**Instructions to follow**: Throughout the records below, find each line holding "data" and copy it.

==== Record excerpts ====

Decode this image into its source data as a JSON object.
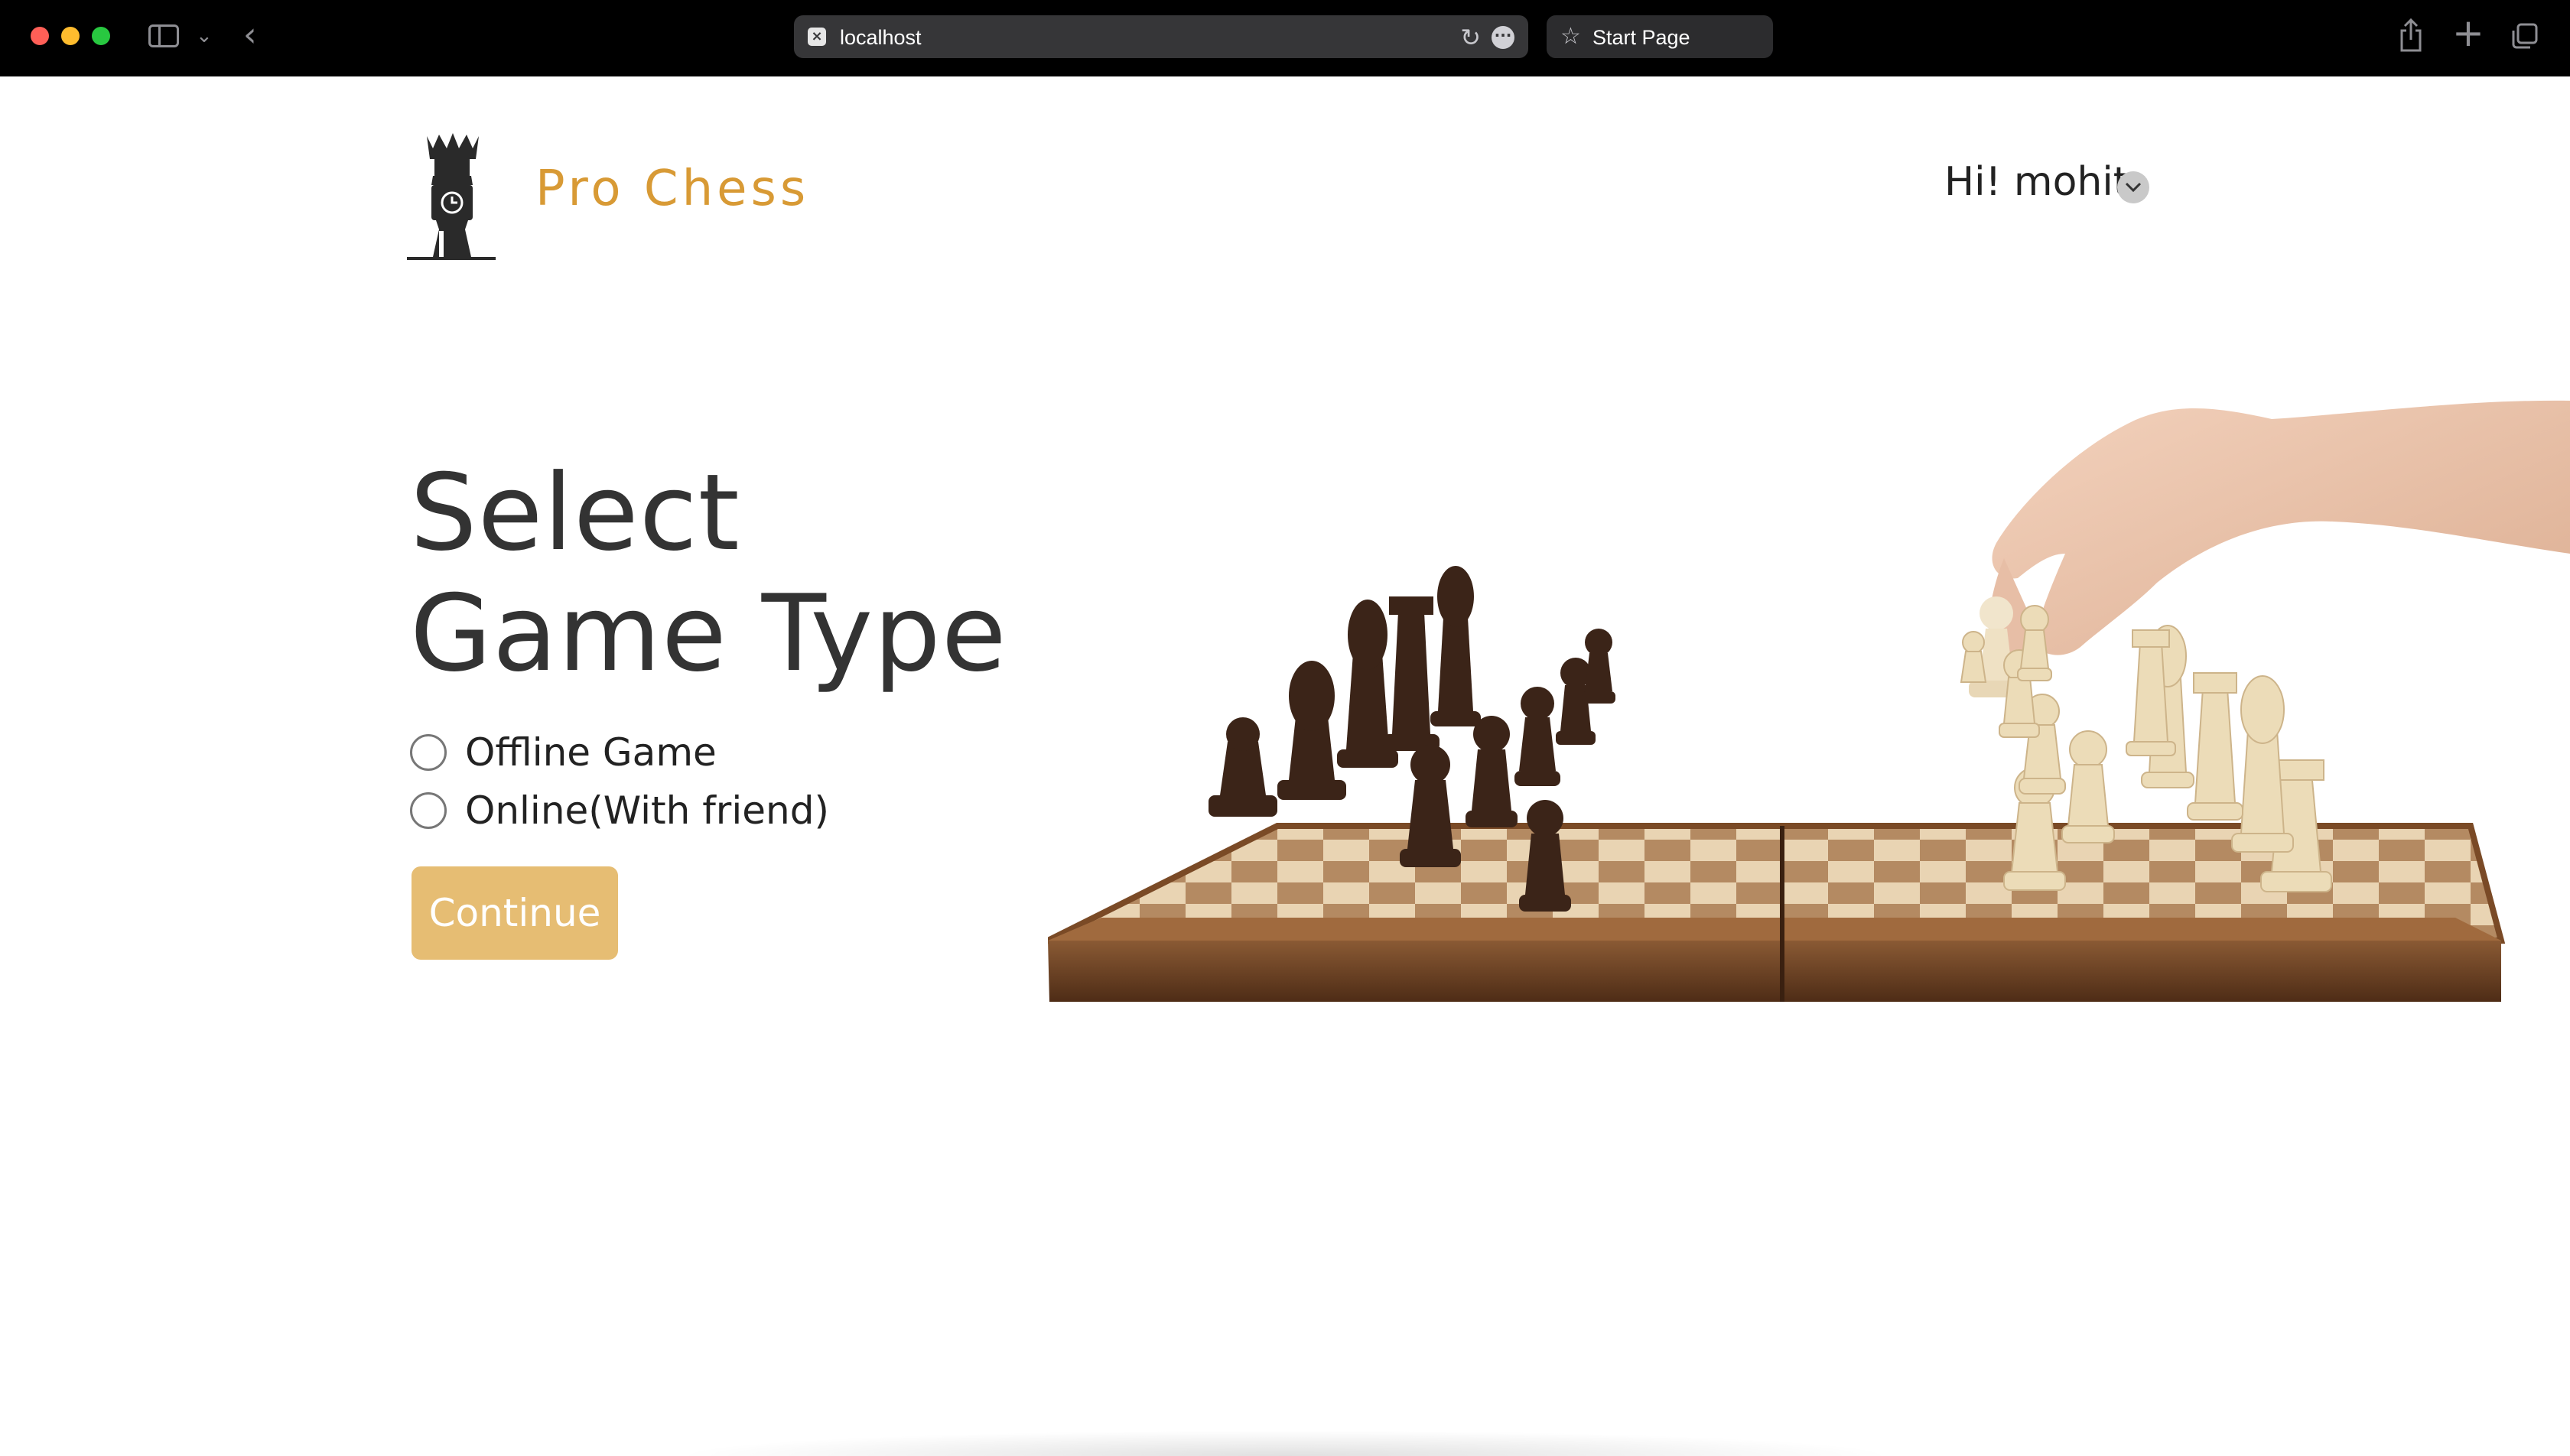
{
  "browser": {
    "url": "localhost",
    "start_page_label": "Start Page",
    "icons": [
      "sidebar-icon",
      "chevron-down-icon",
      "back-arrow-icon",
      "site-favicon-icon",
      "reload-icon",
      "more-icon",
      "star-icon",
      "share-icon",
      "new-tab-icon",
      "tabs-overview-icon"
    ]
  },
  "header": {
    "brand": "Pro Chess",
    "greeting": "Hi! mohit",
    "brand_color": "#d89a35"
  },
  "main": {
    "title_line1": "Select",
    "title_line2": "Game Type",
    "options": [
      {
        "label": "Offline Game",
        "selected": false
      },
      {
        "label": "Online(With friend)",
        "selected": false
      }
    ],
    "continue_label": "Continue",
    "button_color": "#e6bd73"
  },
  "hero": {
    "image_icon": "chess-board-hand-illustration"
  }
}
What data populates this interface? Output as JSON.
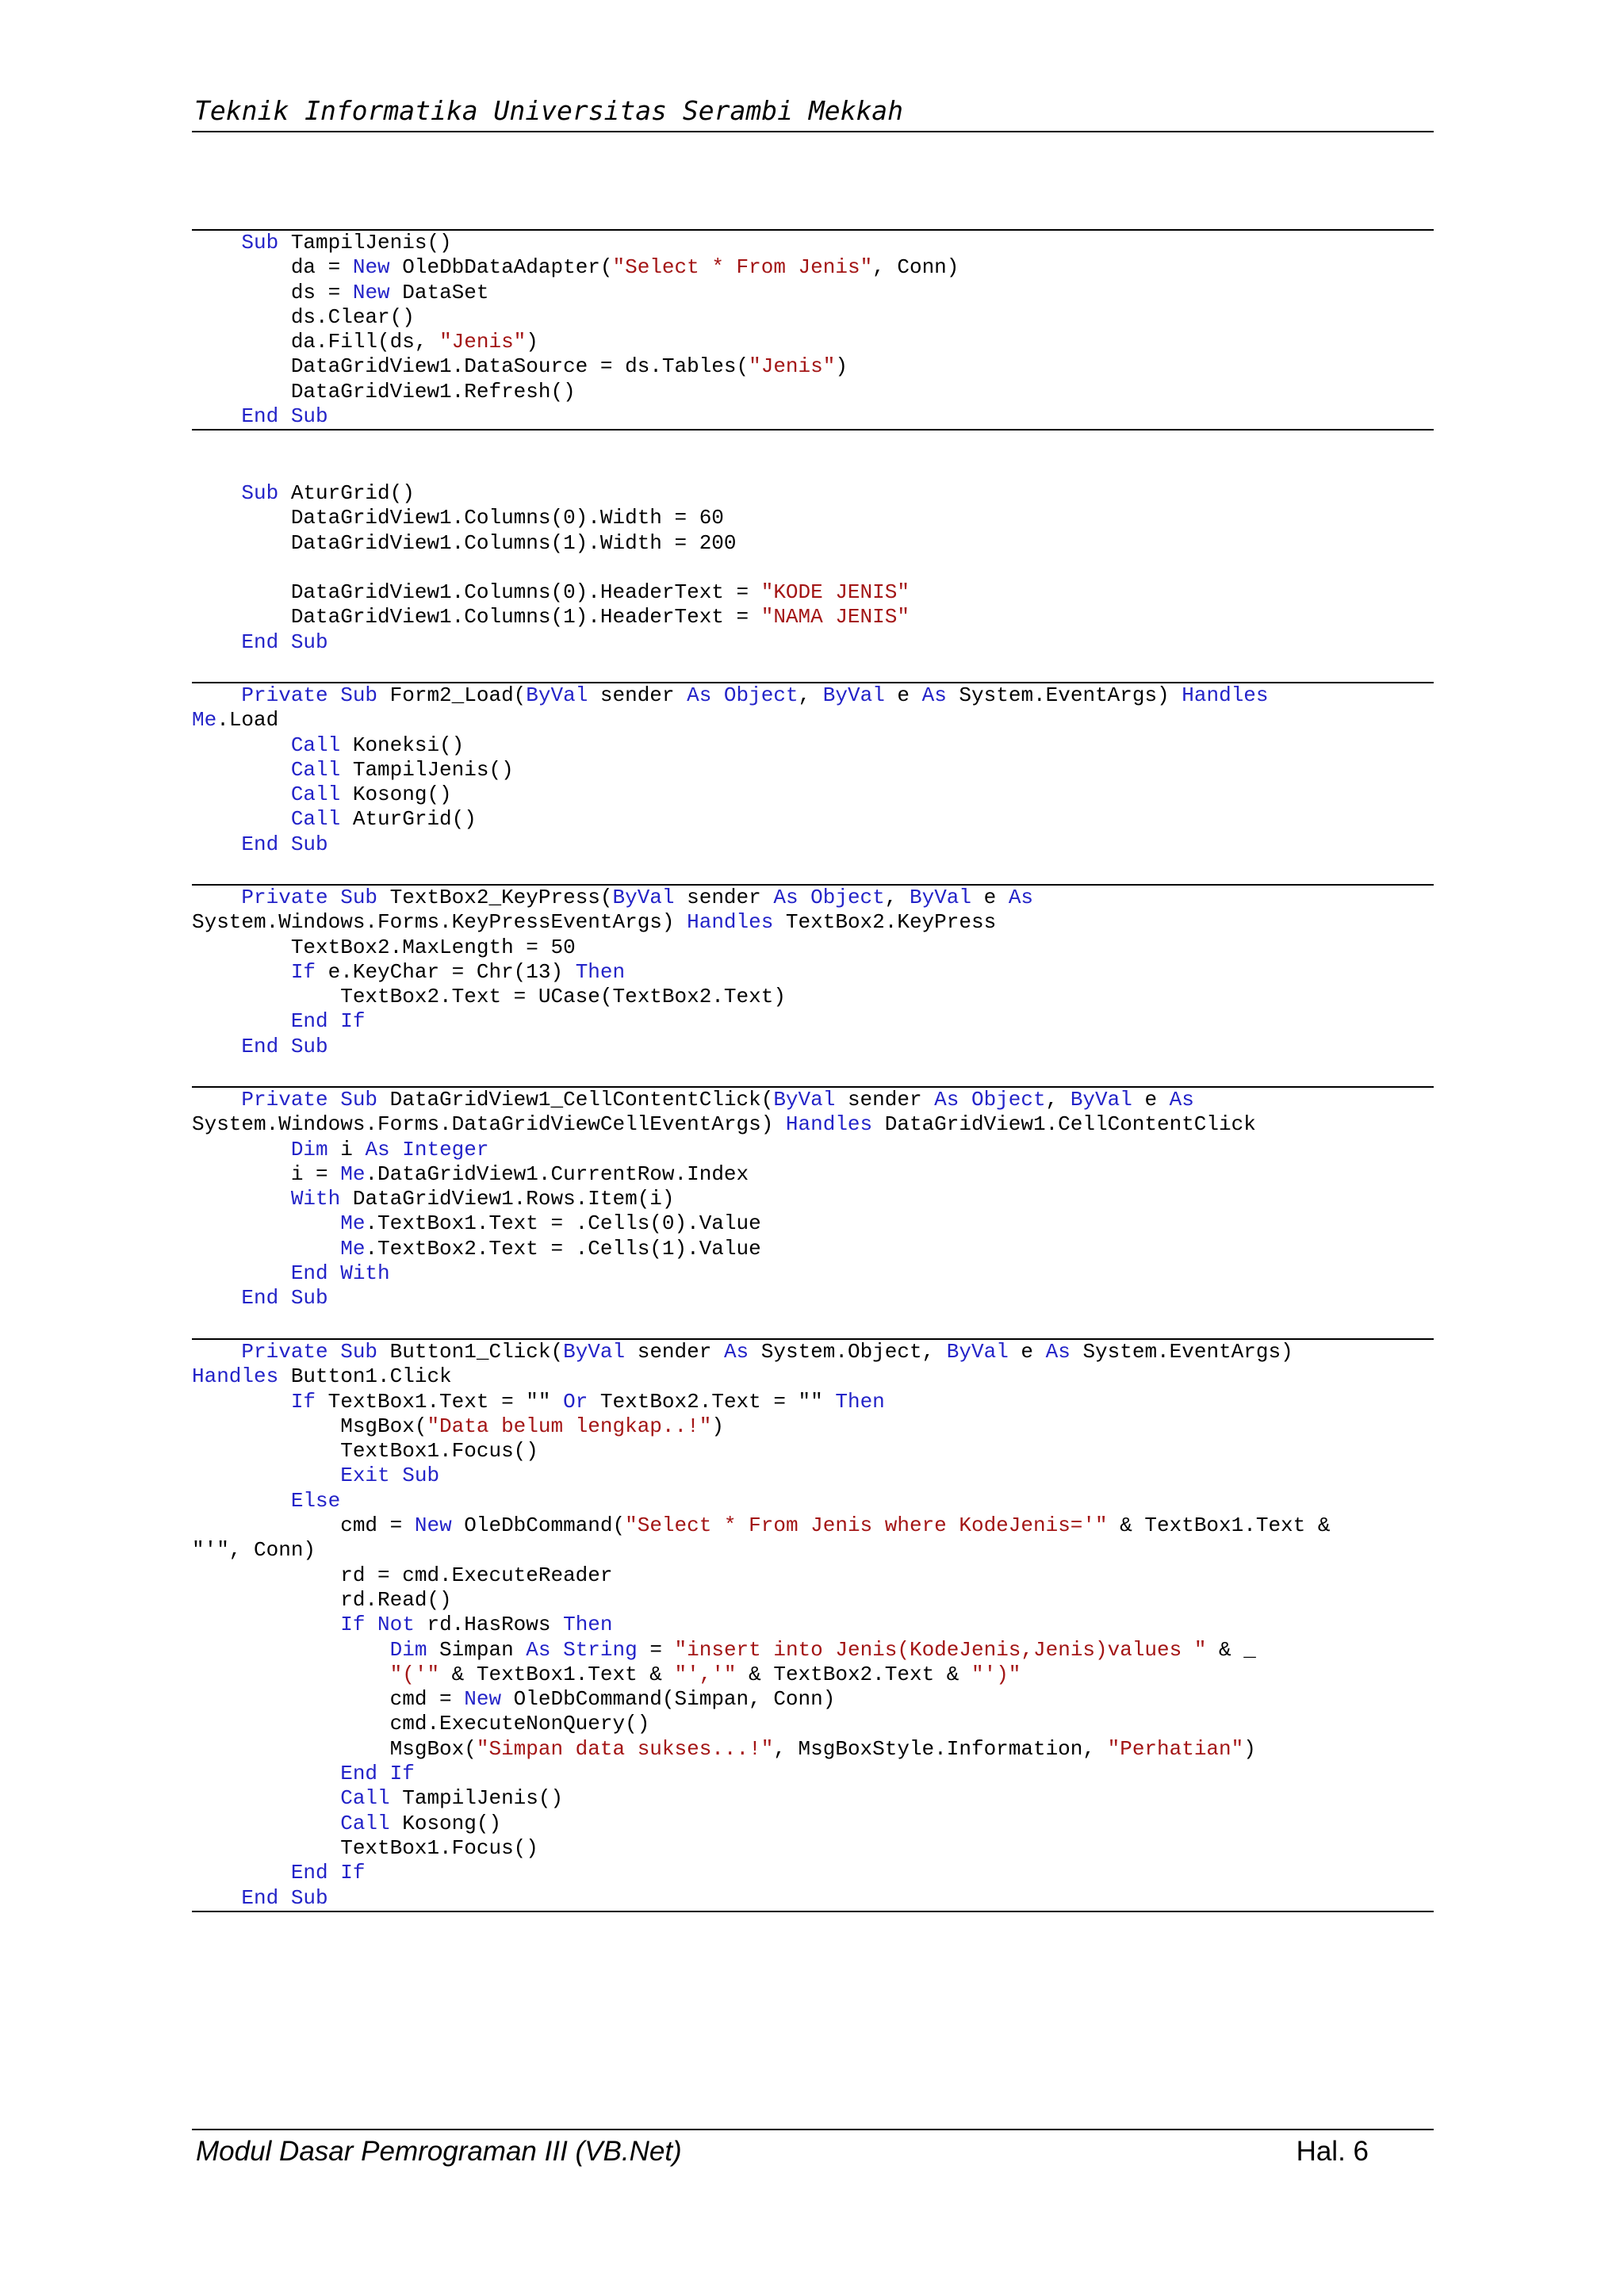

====

**Exercise response**:
Decode this image into its source data as a JSON object.
What data populates this interface? Output as JSON.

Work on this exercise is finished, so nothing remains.